Over the past two weeks High School students in Littleton, Colorado have protested the School Board's attempt to revise changes made to the Advanced Placement U.S. history curriculum. The new curriculum questions the traditional narrative common in textbooks with titles like, "The March of Freedom." Conservatives see the new material as being too "negative" with units on slavery, oppression of women, the displacement of Native Americans, robber barons, Hiroshima, Vietnam, the disco era etc . . They favor content with a triumphant narrative emphasizing the genius of a free market system, glorious military victories, and "respect for authority."
Battles over history are nothing new. The culture wars of the 1990s came to a fever pitch in 1992 over the 500th anniversary of Christopher Columbus “discovering” America. The once gallant explorer suddenly found himself reduced to an amoral opportunist who introduced genocide, disease, and racism to the New World. Battle lines were drawn. Nowadays, Columbus Day looms as a day of trendy moral outrage and social awkwardness.
Most historians now recognize grand narratives of the past exist only in the imagination of the historian who writes them. You get a version of the truth, but nothing close to "the truth." Therefore, the teaching of history has evolved into a maze of contradictions and red herrings.
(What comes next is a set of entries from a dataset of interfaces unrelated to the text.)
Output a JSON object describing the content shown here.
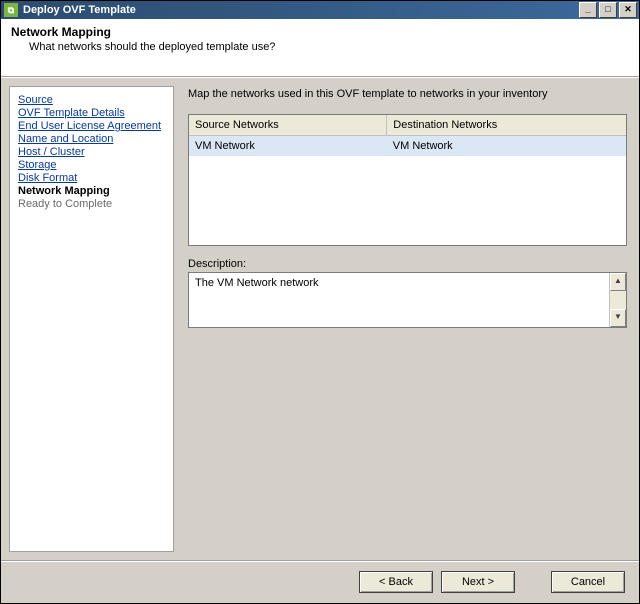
{
  "window": {
    "title": "Deploy OVF Template"
  },
  "header": {
    "step_title": "Network Mapping",
    "step_desc": "What networks should the deployed template use?"
  },
  "sidebar": {
    "steps": [
      "Source",
      "OVF Template Details",
      "End User License Agreement",
      "Name and Location",
      "Host / Cluster",
      "Storage",
      "Disk Format",
      "Network Mapping",
      "Ready to Complete"
    ]
  },
  "main": {
    "instruction": "Map the networks used in this OVF template to networks in your inventory",
    "columns": {
      "source": "Source Networks",
      "dest": "Destination Networks"
    },
    "rows": [
      {
        "source": "VM Network",
        "dest": "VM Network"
      }
    ],
    "desc_label": "Description:",
    "desc_text": "The VM Network network"
  },
  "footer": {
    "back": "< Back",
    "next": "Next >",
    "cancel": "Cancel"
  }
}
Since the 19th century, historians of all stripes have used history to advance political agendas and therein lies the anxiety in this debate.
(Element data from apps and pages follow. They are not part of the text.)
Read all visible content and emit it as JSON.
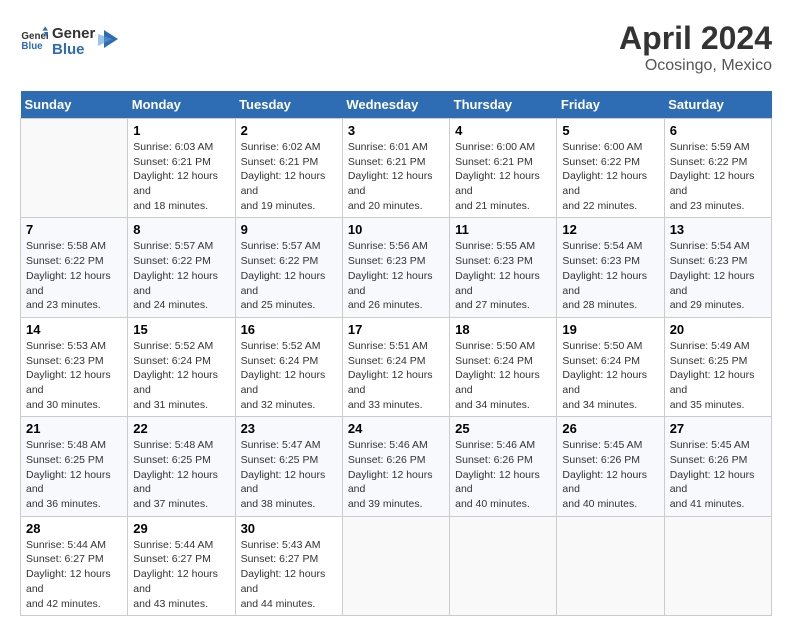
{
  "header": {
    "logo_general": "General",
    "logo_blue": "Blue",
    "month_title": "April 2024",
    "location": "Ocosingo, Mexico"
  },
  "days_of_week": [
    "Sunday",
    "Monday",
    "Tuesday",
    "Wednesday",
    "Thursday",
    "Friday",
    "Saturday"
  ],
  "weeks": [
    [
      {
        "day": "",
        "sunrise": "",
        "sunset": "",
        "daylight": ""
      },
      {
        "day": "1",
        "sunrise": "Sunrise: 6:03 AM",
        "sunset": "Sunset: 6:21 PM",
        "daylight": "Daylight: 12 hours and 18 minutes."
      },
      {
        "day": "2",
        "sunrise": "Sunrise: 6:02 AM",
        "sunset": "Sunset: 6:21 PM",
        "daylight": "Daylight: 12 hours and 19 minutes."
      },
      {
        "day": "3",
        "sunrise": "Sunrise: 6:01 AM",
        "sunset": "Sunset: 6:21 PM",
        "daylight": "Daylight: 12 hours and 20 minutes."
      },
      {
        "day": "4",
        "sunrise": "Sunrise: 6:00 AM",
        "sunset": "Sunset: 6:21 PM",
        "daylight": "Daylight: 12 hours and 21 minutes."
      },
      {
        "day": "5",
        "sunrise": "Sunrise: 6:00 AM",
        "sunset": "Sunset: 6:22 PM",
        "daylight": "Daylight: 12 hours and 22 minutes."
      },
      {
        "day": "6",
        "sunrise": "Sunrise: 5:59 AM",
        "sunset": "Sunset: 6:22 PM",
        "daylight": "Daylight: 12 hours and 23 minutes."
      }
    ],
    [
      {
        "day": "7",
        "sunrise": "Sunrise: 5:58 AM",
        "sunset": "Sunset: 6:22 PM",
        "daylight": "Daylight: 12 hours and 23 minutes."
      },
      {
        "day": "8",
        "sunrise": "Sunrise: 5:57 AM",
        "sunset": "Sunset: 6:22 PM",
        "daylight": "Daylight: 12 hours and 24 minutes."
      },
      {
        "day": "9",
        "sunrise": "Sunrise: 5:57 AM",
        "sunset": "Sunset: 6:22 PM",
        "daylight": "Daylight: 12 hours and 25 minutes."
      },
      {
        "day": "10",
        "sunrise": "Sunrise: 5:56 AM",
        "sunset": "Sunset: 6:23 PM",
        "daylight": "Daylight: 12 hours and 26 minutes."
      },
      {
        "day": "11",
        "sunrise": "Sunrise: 5:55 AM",
        "sunset": "Sunset: 6:23 PM",
        "daylight": "Daylight: 12 hours and 27 minutes."
      },
      {
        "day": "12",
        "sunrise": "Sunrise: 5:54 AM",
        "sunset": "Sunset: 6:23 PM",
        "daylight": "Daylight: 12 hours and 28 minutes."
      },
      {
        "day": "13",
        "sunrise": "Sunrise: 5:54 AM",
        "sunset": "Sunset: 6:23 PM",
        "daylight": "Daylight: 12 hours and 29 minutes."
      }
    ],
    [
      {
        "day": "14",
        "sunrise": "Sunrise: 5:53 AM",
        "sunset": "Sunset: 6:23 PM",
        "daylight": "Daylight: 12 hours and 30 minutes."
      },
      {
        "day": "15",
        "sunrise": "Sunrise: 5:52 AM",
        "sunset": "Sunset: 6:24 PM",
        "daylight": "Daylight: 12 hours and 31 minutes."
      },
      {
        "day": "16",
        "sunrise": "Sunrise: 5:52 AM",
        "sunset": "Sunset: 6:24 PM",
        "daylight": "Daylight: 12 hours and 32 minutes."
      },
      {
        "day": "17",
        "sunrise": "Sunrise: 5:51 AM",
        "sunset": "Sunset: 6:24 PM",
        "daylight": "Daylight: 12 hours and 33 minutes."
      },
      {
        "day": "18",
        "sunrise": "Sunrise: 5:50 AM",
        "sunset": "Sunset: 6:24 PM",
        "daylight": "Daylight: 12 hours and 34 minutes."
      },
      {
        "day": "19",
        "sunrise": "Sunrise: 5:50 AM",
        "sunset": "Sunset: 6:24 PM",
        "daylight": "Daylight: 12 hours and 34 minutes."
      },
      {
        "day": "20",
        "sunrise": "Sunrise: 5:49 AM",
        "sunset": "Sunset: 6:25 PM",
        "daylight": "Daylight: 12 hours and 35 minutes."
      }
    ],
    [
      {
        "day": "21",
        "sunrise": "Sunrise: 5:48 AM",
        "sunset": "Sunset: 6:25 PM",
        "daylight": "Daylight: 12 hours and 36 minutes."
      },
      {
        "day": "22",
        "sunrise": "Sunrise: 5:48 AM",
        "sunset": "Sunset: 6:25 PM",
        "daylight": "Daylight: 12 hours and 37 minutes."
      },
      {
        "day": "23",
        "sunrise": "Sunrise: 5:47 AM",
        "sunset": "Sunset: 6:25 PM",
        "daylight": "Daylight: 12 hours and 38 minutes."
      },
      {
        "day": "24",
        "sunrise": "Sunrise: 5:46 AM",
        "sunset": "Sunset: 6:26 PM",
        "daylight": "Daylight: 12 hours and 39 minutes."
      },
      {
        "day": "25",
        "sunrise": "Sunrise: 5:46 AM",
        "sunset": "Sunset: 6:26 PM",
        "daylight": "Daylight: 12 hours and 40 minutes."
      },
      {
        "day": "26",
        "sunrise": "Sunrise: 5:45 AM",
        "sunset": "Sunset: 6:26 PM",
        "daylight": "Daylight: 12 hours and 40 minutes."
      },
      {
        "day": "27",
        "sunrise": "Sunrise: 5:45 AM",
        "sunset": "Sunset: 6:26 PM",
        "daylight": "Daylight: 12 hours and 41 minutes."
      }
    ],
    [
      {
        "day": "28",
        "sunrise": "Sunrise: 5:44 AM",
        "sunset": "Sunset: 6:27 PM",
        "daylight": "Daylight: 12 hours and 42 minutes."
      },
      {
        "day": "29",
        "sunrise": "Sunrise: 5:44 AM",
        "sunset": "Sunset: 6:27 PM",
        "daylight": "Daylight: 12 hours and 43 minutes."
      },
      {
        "day": "30",
        "sunrise": "Sunrise: 5:43 AM",
        "sunset": "Sunset: 6:27 PM",
        "daylight": "Daylight: 12 hours and 44 minutes."
      },
      {
        "day": "",
        "sunrise": "",
        "sunset": "",
        "daylight": ""
      },
      {
        "day": "",
        "sunrise": "",
        "sunset": "",
        "daylight": ""
      },
      {
        "day": "",
        "sunrise": "",
        "sunset": "",
        "daylight": ""
      },
      {
        "day": "",
        "sunrise": "",
        "sunset": "",
        "daylight": ""
      }
    ]
  ]
}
The fear of indoctrination drives conservative advocates crazy. They suspect a “Progressive” agenda to brainwash students into believing the government is the answer to every social ill. Sure, a curriculum exploring negative aspects of history could lead to a political awakening. But a new generation of bleeding heart lefties? It’s no more indoctrinating than fiercely pro-capitalist, Reagan worshiping material that glosses over the difficult questions.
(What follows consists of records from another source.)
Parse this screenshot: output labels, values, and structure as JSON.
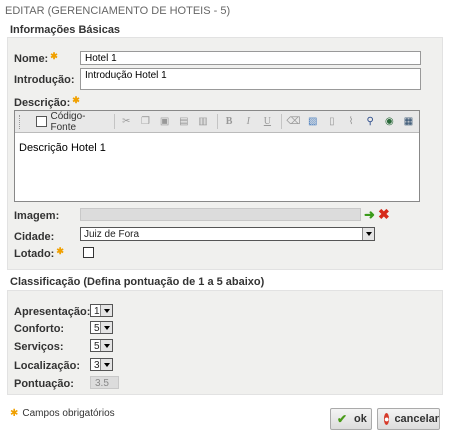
{
  "page": {
    "title": "EDITAR (GERENCIAMENTO DE HOTEIS - 5)"
  },
  "basic": {
    "section_title": "Informações Básicas",
    "nome_label": "Nome:",
    "nome_value": "Hotel 1",
    "introducao_label": "Introdução:",
    "introducao_value": "Introdução Hotel 1",
    "descricao_label": "Descrição:",
    "descricao_value": "Descrição Hotel 1",
    "toolbar": {
      "source_label": "Código-Fonte",
      "buttons": [
        "cut-icon",
        "copy-icon",
        "paste-icon",
        "paste-text-icon",
        "paste-word-icon",
        "bold-icon",
        "italic-icon",
        "underline-icon",
        "eraser-icon",
        "image-icon",
        "new-page-icon",
        "attach-icon",
        "find-icon",
        "link-icon",
        "table-icon"
      ]
    },
    "imagem_label": "Imagem:",
    "imagem_value": "",
    "cidade_label": "Cidade:",
    "cidade_value": "Juiz de Fora",
    "lotado_label": "Lotado:",
    "lotado_checked": false
  },
  "classification": {
    "section_title": "Classificação (Defina pontuação de 1 a 5 abaixo)",
    "apresentacao_label": "Apresentação:",
    "apresentacao_value": "1",
    "conforto_label": "Conforto:",
    "conforto_value": "5",
    "servicos_label": "Serviços:",
    "servicos_value": "5",
    "localizacao_label": "Localização:",
    "localizacao_value": "3",
    "pontuacao_label": "Pontuação:",
    "pontuacao_value": "3.5"
  },
  "footer": {
    "required_note": "Campos obrigatórios",
    "ok_label": "ok",
    "cancel_label": "cancelar"
  },
  "colors": {
    "required_star": "#f0a000",
    "ok_icon": "#4a9b1a",
    "cancel_icon": "#d63a2a",
    "panel_bg": "#f0f0ee"
  }
}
As Joyce's alter ego Stephen Dedalus observed, "History is a nightmare from which I am trying to awake." I partly agree. To explore the past takes fortitude and an open mind. But don’t fall into despair like Stephen. I applaud the students of Jefferson County taking a stand against a sanitized history curriculum. I would also tell them, don't rely too much on "the system" to set the record straight on the past. Go out and read a few history books on your own. Travel to a historical site. Ask a living person about a historical event. Get diverse points of view. And finally, realize history is part of the path to self-knowledge.